The conversation surrounding female celebrities will always devalue their accomplishments until we have a serious discussion about the way that their bodies are scrutinized. Every time you click on a gossipy link to photos of Jessica Simpson or Kirstie Alley or whoever’s cellulite, you are endorsing the idea that dimply fat on the back of someone’s thighs (or the heft of one’s knees) is somehow significant enough to justify an article and the accompanying photos.
More dangerously, these criticisms also reinforce the fact that society doesn’t view female celebrities as people, but as commodities to be consumed. As evidenced by the recent leaks of private photos of celebrities like Jennifer Lawrence, Ariana Grande, and Jenny McCarthy, there is a significant number of people who don’t respect the fact that female celebrities have agency over their bodies, and that also means being able to exist in a body that isn’t constantly ripped to shreds by paparazzi vultures.
When we consider the deeper implications of snarking on the bodies of celebrities, it becomes a lot more difficult to click on those links to TMZ and US Weekly in good conscience. The only way to ensure that famous women don’t experience these kinds of attacks on their bodies is to refuse to support the platforms that make them possible. Unfortunately, it looks as if it may be necessary to add the Times of India to the list of publications who are willing to sacrifice the dignity of women, famous or otherwise, for pageviews and profit.

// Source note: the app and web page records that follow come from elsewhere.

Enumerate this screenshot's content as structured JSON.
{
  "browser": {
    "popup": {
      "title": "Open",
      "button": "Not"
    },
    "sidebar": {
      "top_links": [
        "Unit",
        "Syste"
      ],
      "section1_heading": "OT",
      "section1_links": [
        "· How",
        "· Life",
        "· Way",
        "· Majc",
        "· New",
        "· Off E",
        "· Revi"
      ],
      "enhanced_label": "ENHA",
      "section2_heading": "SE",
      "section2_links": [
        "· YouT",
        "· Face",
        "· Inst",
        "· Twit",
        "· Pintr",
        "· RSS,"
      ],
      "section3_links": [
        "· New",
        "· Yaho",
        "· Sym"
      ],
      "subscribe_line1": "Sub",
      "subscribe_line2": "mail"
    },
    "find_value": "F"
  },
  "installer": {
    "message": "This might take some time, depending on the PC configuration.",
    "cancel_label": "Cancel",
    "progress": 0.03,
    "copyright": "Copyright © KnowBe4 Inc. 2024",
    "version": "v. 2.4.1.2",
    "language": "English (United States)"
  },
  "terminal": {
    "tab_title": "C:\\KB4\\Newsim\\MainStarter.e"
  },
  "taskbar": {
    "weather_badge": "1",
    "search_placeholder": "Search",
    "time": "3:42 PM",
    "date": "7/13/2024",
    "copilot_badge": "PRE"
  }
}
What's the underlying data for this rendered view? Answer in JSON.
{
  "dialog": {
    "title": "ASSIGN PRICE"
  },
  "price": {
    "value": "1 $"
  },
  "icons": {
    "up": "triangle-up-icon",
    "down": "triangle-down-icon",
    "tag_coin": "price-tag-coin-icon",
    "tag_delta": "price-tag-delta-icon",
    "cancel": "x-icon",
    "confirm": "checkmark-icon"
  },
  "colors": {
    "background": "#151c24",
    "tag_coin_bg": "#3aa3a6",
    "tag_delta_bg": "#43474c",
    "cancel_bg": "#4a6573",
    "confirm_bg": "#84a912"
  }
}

And, for the record, each of these women have legs that are beyond banging. Not that they needed to justify that or anything.
Images: Getty (4); Giphy (1)